Safer arbovirus vaccines
In a project funded by the National Institutes of Health NIAID, we are developing safer live attenuated vaccines for chikungunya and Venezuelan equine encephalitis viruses using virus variants that mutate less frequently and therefore develop fewer mutations that confer virulence.
Together with the California National Primate Research Center and Emergent, Biosolutions Inc., we are assessing safety and correlates of protection for a candidate chikungunya virus-like particle vaccine in non-human primates.
Emerging and re-emerging viruses in California
We are genetically characterizing contemporary St. Louis encephalitis virus circulating in mosquitoes in California and performing experimental studies to evaluate viral, host, and environmental factors that promoted the re-emergence and establishment of St. Louis encephalitis virus in California since 2015. This work is funded by the CDC Center of Excellence in Vector Borne Diseases for the Pacific Region of the United States.
Non human primate model of Zika virus
Together with the California National Primate Research Center including Koen Van Rompay, we generated a pregnant macaque model of human Zika virus disease. In addition to using the model to understand human ZIKV infection dynamics and disease with potential effects on fetal development and transfusion transmission, we are testing candidate vaccines and therapies.
- We partnered with the Food and Drug Administration to investigate which tissues Zika virus targets in non-human primates to inform FDA policies on the risk of Zika virus transmission through infected tissue products.
- Together with Vitalant Research Institute (formerly Blood Systems Research Institute)/University of California San Francisco, we are characterizing blood transfusion-transmission of Zika virus in macaques to establish minimal requirements for Zika virus blood or organ transfusion-transmission and to characterize pathogen reduction approaches to interrupt transfusion or organ transmission.
- We are also developing a project to determine whether mutations in emerging Zika virus are responsible for fetal neurologic disease and death using the macaque model. Defining the viral determinants of clinical Zika virus outcome in macaques could be translated to candidate vaccines or therapies to protect mothers and their infants against the most severe forms of Zika virus disease.

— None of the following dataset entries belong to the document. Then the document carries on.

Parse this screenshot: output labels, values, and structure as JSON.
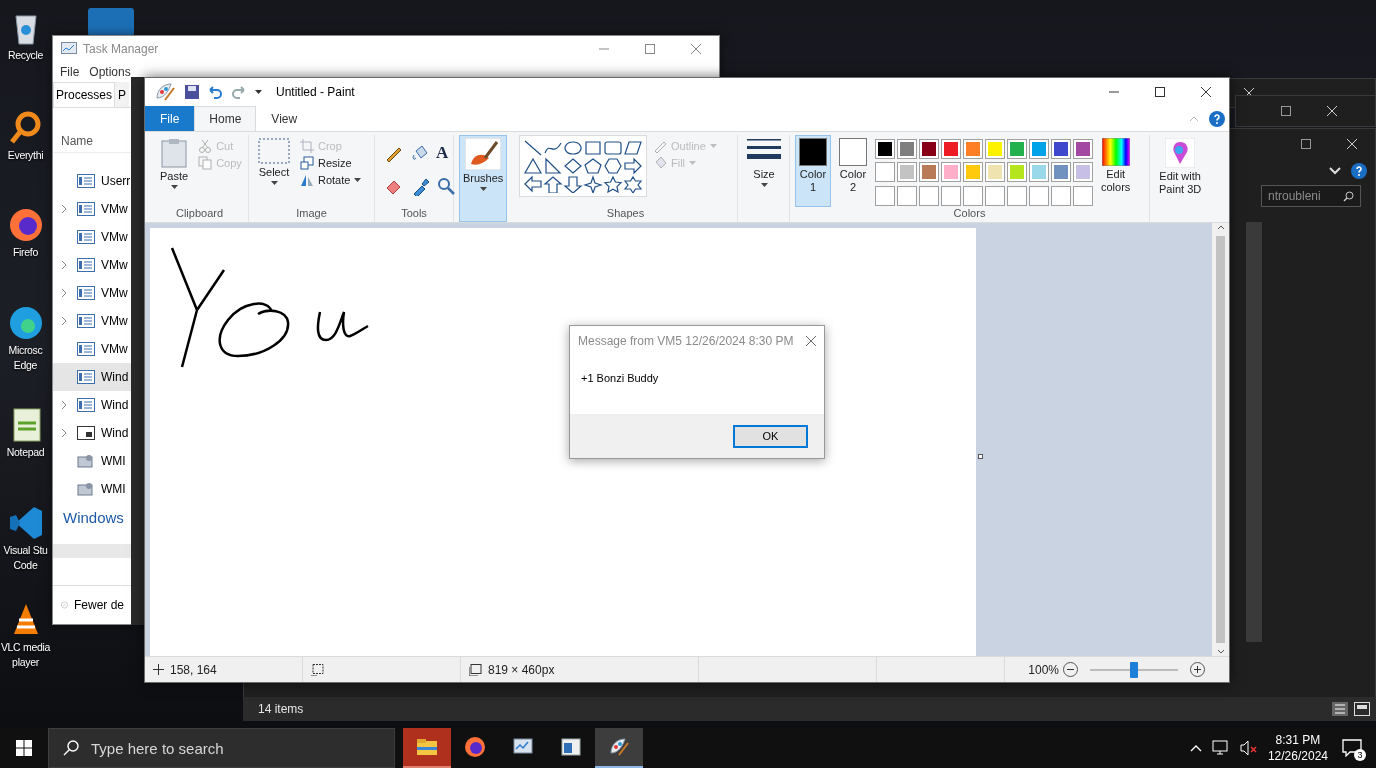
{
  "desktop_icons": [
    {
      "kind": "recycle",
      "lines": [
        "Recycle"
      ]
    },
    {
      "kind": "search",
      "lines": [
        "Everythi"
      ]
    },
    {
      "kind": "firefox",
      "lines": [
        "Firefo"
      ]
    },
    {
      "kind": "edge",
      "lines": [
        "Microsc",
        "Edge"
      ]
    },
    {
      "kind": "notepad",
      "lines": [
        "Notepad"
      ]
    },
    {
      "kind": "vscode",
      "lines": [
        "Visual Stu",
        "Code"
      ]
    },
    {
      "kind": "vlc",
      "lines": [
        "VLC media",
        "player"
      ]
    }
  ],
  "task_manager": {
    "title": "Task Manager",
    "menu": [
      "File",
      "Options"
    ],
    "tabs": [
      {
        "label": "Processes",
        "selected": true
      },
      {
        "label": "P",
        "selected": false
      }
    ],
    "column": "Name",
    "rows": [
      {
        "label": "Userr",
        "expandable": false,
        "selected": false,
        "kind": "app"
      },
      {
        "label": "VMw",
        "expandable": true,
        "selected": false,
        "kind": "app"
      },
      {
        "label": "VMw",
        "expandable": false,
        "selected": false,
        "kind": "app"
      },
      {
        "label": "VMw",
        "expandable": true,
        "selected": false,
        "kind": "app"
      },
      {
        "label": "VMw",
        "expandable": true,
        "selected": false,
        "kind": "app"
      },
      {
        "label": "VMw",
        "expandable": true,
        "selected": false,
        "kind": "app"
      },
      {
        "label": "VMw",
        "expandable": false,
        "selected": false,
        "kind": "app"
      },
      {
        "label": "Wind",
        "expandable": false,
        "selected": true,
        "kind": "app"
      },
      {
        "label": "Wind",
        "expandable": true,
        "selected": false,
        "kind": "app"
      },
      {
        "label": "Wind",
        "expandable": true,
        "selected": false,
        "kind": "window"
      },
      {
        "label": "WMI",
        "expandable": false,
        "selected": false,
        "kind": "service"
      },
      {
        "label": "WMI",
        "expandable": false,
        "selected": false,
        "kind": "service"
      }
    ],
    "group_heading": "Windows",
    "footer": "Fewer de"
  },
  "paint": {
    "title": "Untitled - Paint",
    "ribbon_tabs": [
      {
        "label": "File",
        "kind": "file",
        "selected": false
      },
      {
        "label": "Home",
        "kind": "tab",
        "selected": true
      },
      {
        "label": "View",
        "kind": "tab",
        "selected": false
      }
    ],
    "clipboard": {
      "paste": "Paste",
      "cut": {
        "label": "Cut",
        "disabled": true
      },
      "copy": {
        "label": "Copy",
        "disabled": true
      },
      "label": "Clipboard"
    },
    "image": {
      "select": "Select",
      "crop": {
        "label": "Crop",
        "disabled": true
      },
      "resize": {
        "label": "Resize",
        "disabled": false
      },
      "rotate": {
        "label": "Rotate",
        "disabled": false
      },
      "label": "Image"
    },
    "tools": {
      "label": "Tools",
      "text_tool": "A"
    },
    "brushes": {
      "label": "Brushes",
      "selected": true
    },
    "shapes": {
      "outline": {
        "label": "Outline",
        "disabled": true
      },
      "fill": {
        "label": "Fill",
        "disabled": true
      },
      "label": "Shapes"
    },
    "size": {
      "label": "Size"
    },
    "color1": {
      "lines": [
        "Color",
        "1"
      ],
      "color": "#000000",
      "selected": true
    },
    "color2": {
      "lines": [
        "Color",
        "2"
      ],
      "color": "#ffffff",
      "selected": false
    },
    "palette": [
      {
        "kind": "swatch",
        "color": "#000000"
      },
      {
        "kind": "swatch",
        "color": "#7f7f7f"
      },
      {
        "kind": "swatch",
        "color": "#880015"
      },
      {
        "kind": "swatch",
        "color": "#ed1c24"
      },
      {
        "kind": "swatch",
        "color": "#ff7f27"
      },
      {
        "kind": "swatch",
        "color": "#fff200"
      },
      {
        "kind": "swatch",
        "color": "#22b14c"
      },
      {
        "kind": "swatch",
        "color": "#00a2e8"
      },
      {
        "kind": "swatch",
        "color": "#3f48cc"
      },
      {
        "kind": "swatch",
        "color": "#a349a4"
      },
      {
        "kind": "swatch",
        "color": "#ffffff"
      },
      {
        "kind": "swatch",
        "color": "#c3c3c3"
      },
      {
        "kind": "swatch",
        "color": "#b97a57"
      },
      {
        "kind": "swatch",
        "color": "#ffaec9"
      },
      {
        "kind": "swatch",
        "color": "#ffc90e"
      },
      {
        "kind": "swatch",
        "color": "#efe4b0"
      },
      {
        "kind": "swatch",
        "color": "#b5e61d"
      },
      {
        "kind": "swatch",
        "color": "#99d9ea"
      },
      {
        "kind": "swatch",
        "color": "#7092be"
      },
      {
        "kind": "swatch",
        "color": "#c8bfe7"
      },
      {
        "kind": "empty"
      },
      {
        "kind": "empty"
      },
      {
        "kind": "empty"
      },
      {
        "kind": "empty"
      },
      {
        "kind": "empty"
      },
      {
        "kind": "empty"
      },
      {
        "kind": "empty"
      },
      {
        "kind": "empty"
      },
      {
        "kind": "empty"
      },
      {
        "kind": "empty"
      }
    ],
    "colors_label": "Colors",
    "edit_colors": [
      "Edit",
      "colors"
    ],
    "paint3d": [
      "Edit with",
      "Paint 3D"
    ],
    "status": {
      "cursor": "158, 164",
      "dimensions": "819 × 460px",
      "zoom": "100%",
      "zoom_slider": {
        "level": 0.5
      }
    }
  },
  "dialog": {
    "title": "Message from VM5 12/26/2024 8:30 PM",
    "message": "+1 Bonzi Buddy",
    "button": "OK"
  },
  "explorer": {
    "search_value": "ntroubleni",
    "status": "14 items"
  },
  "taskbar": {
    "search_placeholder": "Type here to search",
    "apps": [
      {
        "kind": "explorer",
        "selected": false,
        "flashing": true
      },
      {
        "kind": "firefox",
        "selected": false,
        "flashing": false
      },
      {
        "kind": "taskmgr",
        "selected": false,
        "flashing": false
      },
      {
        "kind": "window",
        "selected": false,
        "flashing": false
      },
      {
        "kind": "paint",
        "selected": true,
        "flashing": false
      }
    ],
    "time": "8:31 PM",
    "date": "12/26/2024",
    "notifications": "3"
  }
}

Influenza virus surveillance
As part of a NIH NIAID Centers for Excellence in Influenza Research and Surveillance (CEIRS) project, we perform surveillance for influenza virus in birds and marine mammals in California.
Intrahost genetic diversity and arboviral disease
We are studying how genetically diverse viral populations of chikungunya virus generated by error-prone viral replication influence mosquito-borne virus transmission and disease.
Enhanced arbovirus surveillance
We are developing novel cost-effective approaches to detect arbovirus circulation in mosquitoes in California based on deposition of arbovirus RNA by wild mosquitoes during sugar feeding.